Will Gift Cards And Community College Scholarships Convince Colorado’s Unvaccinated To Get The COVID Shot?

Hart Van Denburg/CPR News
Happy Haynes, the current Denver Parks and Recreation executive director, Denver Board of Education president and former City Council member, was among those getting a COVID-19 vaccination at Shorter AME Church in Denver, Sunday, Feb. 7, 2021.

Starting Thursday, all Coloradans who get vaccinated against COVID-19 at a state-operated vaccine site are eligible for a $100 Walmart gift card while supplies last. 

“This will help people get protected first and foremost,” said Gov. Jared Polis, as he announced the new incentive. “That's why we're doing it, but we know it means a lot to a single mom with three kids, 12 to 17 to go and get vaccinated with the family and get $400 worth of Walmart gift certificates. That can make a big difference.”

Those sites, for Thursday, include Nederland, Aurora, Alamosa, Hooper, Loveland, Canon City, Pueblo, Delta, and Denver.
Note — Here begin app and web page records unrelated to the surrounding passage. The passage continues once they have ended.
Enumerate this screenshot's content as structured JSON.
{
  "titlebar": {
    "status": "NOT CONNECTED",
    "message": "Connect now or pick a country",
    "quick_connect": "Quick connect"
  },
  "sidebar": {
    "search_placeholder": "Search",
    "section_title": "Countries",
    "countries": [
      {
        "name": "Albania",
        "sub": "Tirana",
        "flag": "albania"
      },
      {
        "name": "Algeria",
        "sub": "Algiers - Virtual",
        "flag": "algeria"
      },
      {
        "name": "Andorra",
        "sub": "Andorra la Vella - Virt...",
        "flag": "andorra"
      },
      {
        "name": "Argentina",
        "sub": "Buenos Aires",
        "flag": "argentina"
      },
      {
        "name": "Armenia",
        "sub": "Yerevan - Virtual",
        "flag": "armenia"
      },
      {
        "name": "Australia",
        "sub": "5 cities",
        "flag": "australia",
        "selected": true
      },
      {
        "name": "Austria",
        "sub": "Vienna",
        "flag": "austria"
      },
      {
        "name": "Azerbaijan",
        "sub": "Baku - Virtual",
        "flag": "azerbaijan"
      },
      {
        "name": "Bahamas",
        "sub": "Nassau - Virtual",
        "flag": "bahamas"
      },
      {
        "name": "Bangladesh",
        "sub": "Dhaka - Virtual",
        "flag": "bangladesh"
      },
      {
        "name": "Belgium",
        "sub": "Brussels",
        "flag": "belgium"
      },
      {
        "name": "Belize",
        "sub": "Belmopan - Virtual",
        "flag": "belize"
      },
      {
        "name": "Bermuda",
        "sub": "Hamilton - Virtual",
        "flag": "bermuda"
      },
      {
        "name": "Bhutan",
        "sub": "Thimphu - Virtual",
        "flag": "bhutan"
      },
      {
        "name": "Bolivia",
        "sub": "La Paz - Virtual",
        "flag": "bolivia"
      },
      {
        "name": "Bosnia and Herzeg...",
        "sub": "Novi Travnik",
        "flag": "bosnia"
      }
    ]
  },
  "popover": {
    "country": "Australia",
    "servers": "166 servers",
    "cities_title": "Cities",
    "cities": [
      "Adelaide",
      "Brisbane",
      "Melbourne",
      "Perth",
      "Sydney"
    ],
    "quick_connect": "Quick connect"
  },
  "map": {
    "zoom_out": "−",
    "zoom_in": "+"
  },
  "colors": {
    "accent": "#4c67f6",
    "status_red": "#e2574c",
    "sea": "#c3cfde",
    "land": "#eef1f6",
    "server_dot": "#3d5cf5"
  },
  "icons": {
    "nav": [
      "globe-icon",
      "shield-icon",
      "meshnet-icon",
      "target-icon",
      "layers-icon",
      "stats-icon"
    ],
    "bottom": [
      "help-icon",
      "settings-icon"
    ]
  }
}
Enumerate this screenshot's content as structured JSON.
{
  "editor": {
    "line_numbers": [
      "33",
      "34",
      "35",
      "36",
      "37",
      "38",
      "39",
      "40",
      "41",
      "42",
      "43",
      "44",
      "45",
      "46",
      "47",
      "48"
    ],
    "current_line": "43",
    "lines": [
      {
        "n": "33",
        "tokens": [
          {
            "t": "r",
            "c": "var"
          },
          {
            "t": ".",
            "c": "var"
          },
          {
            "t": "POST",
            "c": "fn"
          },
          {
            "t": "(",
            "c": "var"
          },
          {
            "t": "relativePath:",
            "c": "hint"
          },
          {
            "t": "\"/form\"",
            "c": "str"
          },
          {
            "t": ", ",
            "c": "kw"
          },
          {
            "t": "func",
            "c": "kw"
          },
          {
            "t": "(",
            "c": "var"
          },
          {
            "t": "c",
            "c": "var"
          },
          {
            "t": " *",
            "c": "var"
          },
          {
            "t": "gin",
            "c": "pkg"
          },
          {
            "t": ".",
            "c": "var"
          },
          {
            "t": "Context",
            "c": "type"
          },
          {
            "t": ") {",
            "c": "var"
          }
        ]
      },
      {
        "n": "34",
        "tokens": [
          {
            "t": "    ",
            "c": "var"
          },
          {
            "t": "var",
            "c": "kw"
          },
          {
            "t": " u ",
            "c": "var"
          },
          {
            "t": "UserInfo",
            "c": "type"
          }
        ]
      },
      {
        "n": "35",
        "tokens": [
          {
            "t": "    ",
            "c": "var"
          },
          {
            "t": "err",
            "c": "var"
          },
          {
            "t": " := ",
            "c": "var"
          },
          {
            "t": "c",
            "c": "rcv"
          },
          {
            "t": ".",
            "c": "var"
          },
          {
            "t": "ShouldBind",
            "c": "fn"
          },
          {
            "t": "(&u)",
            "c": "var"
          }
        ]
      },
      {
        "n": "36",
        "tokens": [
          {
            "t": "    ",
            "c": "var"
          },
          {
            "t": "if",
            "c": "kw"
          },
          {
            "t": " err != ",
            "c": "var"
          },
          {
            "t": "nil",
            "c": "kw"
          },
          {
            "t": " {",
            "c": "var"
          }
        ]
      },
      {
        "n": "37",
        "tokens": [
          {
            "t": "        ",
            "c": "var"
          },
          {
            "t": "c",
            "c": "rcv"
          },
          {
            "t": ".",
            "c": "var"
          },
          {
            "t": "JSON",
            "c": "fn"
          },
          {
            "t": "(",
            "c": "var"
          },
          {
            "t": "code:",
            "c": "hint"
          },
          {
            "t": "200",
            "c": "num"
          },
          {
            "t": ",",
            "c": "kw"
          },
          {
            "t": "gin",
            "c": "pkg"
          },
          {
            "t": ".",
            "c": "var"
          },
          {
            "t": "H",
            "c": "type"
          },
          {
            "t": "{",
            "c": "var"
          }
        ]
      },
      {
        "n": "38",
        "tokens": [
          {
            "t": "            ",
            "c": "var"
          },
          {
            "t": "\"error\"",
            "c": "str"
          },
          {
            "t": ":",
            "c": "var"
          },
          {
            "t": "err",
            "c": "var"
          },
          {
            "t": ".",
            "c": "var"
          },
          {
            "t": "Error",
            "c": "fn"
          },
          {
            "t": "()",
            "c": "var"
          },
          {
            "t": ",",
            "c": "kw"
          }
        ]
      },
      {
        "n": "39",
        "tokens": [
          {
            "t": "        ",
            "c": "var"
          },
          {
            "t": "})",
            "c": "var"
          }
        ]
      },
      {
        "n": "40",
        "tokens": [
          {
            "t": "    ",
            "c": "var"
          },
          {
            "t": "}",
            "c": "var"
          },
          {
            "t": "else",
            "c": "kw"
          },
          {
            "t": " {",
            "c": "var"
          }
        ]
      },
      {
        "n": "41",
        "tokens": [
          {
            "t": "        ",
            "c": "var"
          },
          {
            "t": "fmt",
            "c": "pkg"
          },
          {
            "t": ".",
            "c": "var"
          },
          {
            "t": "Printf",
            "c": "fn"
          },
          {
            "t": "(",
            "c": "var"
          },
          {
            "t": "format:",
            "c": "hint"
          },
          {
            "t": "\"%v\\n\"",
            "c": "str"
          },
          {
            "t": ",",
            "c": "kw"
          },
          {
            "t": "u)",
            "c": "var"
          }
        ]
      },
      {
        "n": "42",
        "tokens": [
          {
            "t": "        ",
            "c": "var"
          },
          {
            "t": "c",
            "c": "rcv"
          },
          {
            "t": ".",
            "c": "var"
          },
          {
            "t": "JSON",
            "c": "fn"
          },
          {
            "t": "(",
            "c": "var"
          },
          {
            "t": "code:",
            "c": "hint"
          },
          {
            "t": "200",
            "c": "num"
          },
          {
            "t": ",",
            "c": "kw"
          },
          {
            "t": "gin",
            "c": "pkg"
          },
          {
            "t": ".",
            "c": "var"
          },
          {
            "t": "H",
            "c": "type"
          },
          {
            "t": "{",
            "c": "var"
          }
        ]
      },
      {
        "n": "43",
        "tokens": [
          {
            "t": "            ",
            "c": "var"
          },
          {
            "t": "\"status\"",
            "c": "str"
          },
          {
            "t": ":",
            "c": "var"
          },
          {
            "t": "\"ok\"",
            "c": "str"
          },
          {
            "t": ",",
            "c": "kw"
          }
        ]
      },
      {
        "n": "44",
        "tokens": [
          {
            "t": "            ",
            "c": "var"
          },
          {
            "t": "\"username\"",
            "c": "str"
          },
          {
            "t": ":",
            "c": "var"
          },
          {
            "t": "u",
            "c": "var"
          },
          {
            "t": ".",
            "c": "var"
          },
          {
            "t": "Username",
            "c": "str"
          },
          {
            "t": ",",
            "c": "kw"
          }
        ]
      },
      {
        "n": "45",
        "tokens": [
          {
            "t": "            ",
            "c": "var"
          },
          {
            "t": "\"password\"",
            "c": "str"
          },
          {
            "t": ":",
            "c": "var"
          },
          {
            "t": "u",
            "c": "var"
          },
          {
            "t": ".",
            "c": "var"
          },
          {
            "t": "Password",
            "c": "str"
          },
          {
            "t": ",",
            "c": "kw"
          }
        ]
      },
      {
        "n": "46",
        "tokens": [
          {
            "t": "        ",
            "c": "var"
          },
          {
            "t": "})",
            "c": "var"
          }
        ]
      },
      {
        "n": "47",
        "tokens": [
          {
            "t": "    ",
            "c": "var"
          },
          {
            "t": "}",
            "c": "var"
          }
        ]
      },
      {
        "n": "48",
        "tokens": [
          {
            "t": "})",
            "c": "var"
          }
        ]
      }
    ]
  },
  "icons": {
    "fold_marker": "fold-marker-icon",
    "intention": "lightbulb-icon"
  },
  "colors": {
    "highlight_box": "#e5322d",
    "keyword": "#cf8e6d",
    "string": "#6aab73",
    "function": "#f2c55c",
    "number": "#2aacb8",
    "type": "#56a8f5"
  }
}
There are 11,000 gift cards available at the state sites, with 10 percent of the cost donated by Walmart and the rest from interest earned on coronavirus relief funds provided to the state by the federal government.

To find a state vaccine site, and more details, go to cocomebackcash.com.  

Dwindling interest in vaccinations had Polis offering both the gift cards and a second incentive on Wednesday. The state's community college system is launching a new scholarship drawing with Amazon, to encourage more students to get vaccinated. There will be $75,000 in scholarships for 67 students. 

The state of vaccination in Colorado

So far, more than 71 percent of adults in Colorado have gotten at least one dose of the COVID-19 vaccine. But that leaves almost 2.5 million people who have not received even a single dose.

Those people are making up a large portion of the growing COVID-19 caseload, while also providing hosts for the coronavirus that allow it to keep mutating toward a day when scientists warn current vaccines might no longer be effective at stopping it.

Between April 1 and June 30, 94.5 percent of the 4,881 people in Colorado who were admitted to hospitals with COVID-19 were unvaccinated or had not yet had 14 days pass since they became fully vaccinated, the point at which people have full protection.

The unvaccinated also made up 93.4 percent of the 513 deaths caused by COVID-19 in that period, according to data released by the state health department.

Fewer than 3 percent of those who have tested positive for COVID-19 in the state since Jan. 1 were vaccinated.

That impact is being felt disproportionately across Colorado

Garfield County’s public health department announced Tuesday that 100 percent of the people hospitalized there with COVID-19 since June 1 were unvaccinated.

Just 55 percent of Garfield County’s eligible population of those 12 and older are fully vaccinated, and only 62.1 percent have had even one dose. That places the county 23rd in the state for vaccination rate. 

Crowley County, east of Pueblo, has the lowest vaccination rate in the state at 19.5 percent, while San Juan, near Durango, is highest at 94.5 percent.

The large unvaccinated population is driving the number of cases back up in the state. There were 3,180 cases reported in the week of July 11, an increase of 28 percent over the week before, and the largest weekly total since May. Deaths have grown too, with 40 Coloradans dying the week of July 4, the largest number since the first full week of June. 

Getting the word out about vaccines

Doctors and public health experts say the vaccine is the best way to protect against contracting COVID and avoiding hospitalization or death from the virus. That includes the highly transmissible Delta variant, that’s now the dominant strain in Colorado and the U.S.

“The state is working around the clock to educate Coloradans about the vaccine and answer any and all questions and concerns people may have about getting vaccinated,” said Tara Trujillo, Colorado's COVID-19 Vaccine Campaign Manager who joined the governor at the press update. “From making calls and sending text messages, airing television, radio, digital, and print ads, to actively combating misinformation about the vaccine, Colorado is focused on providing as much information as possible to encourage more people to get vaccinated.”

To date the effort has made more than 2.3 million outbound calls, resulting in conversations about the vaccine with over 39,000 Coloradans, Trujillo said. More than 918,000 text messages in both English and Spanish have been sent to provide more information about the vaccine.

The campaign has helped establish hundreds of vaccine clinics throughout the state, including through mobile buses, via employers, and at local community centers. 

Polis said the state is taking an all-of-the-above approach.

“We know how to end the pandemic. It's in our power to do so, and we need to do so, and we are leaving no stone unturned in doing that. It's really a full-court press,” he said.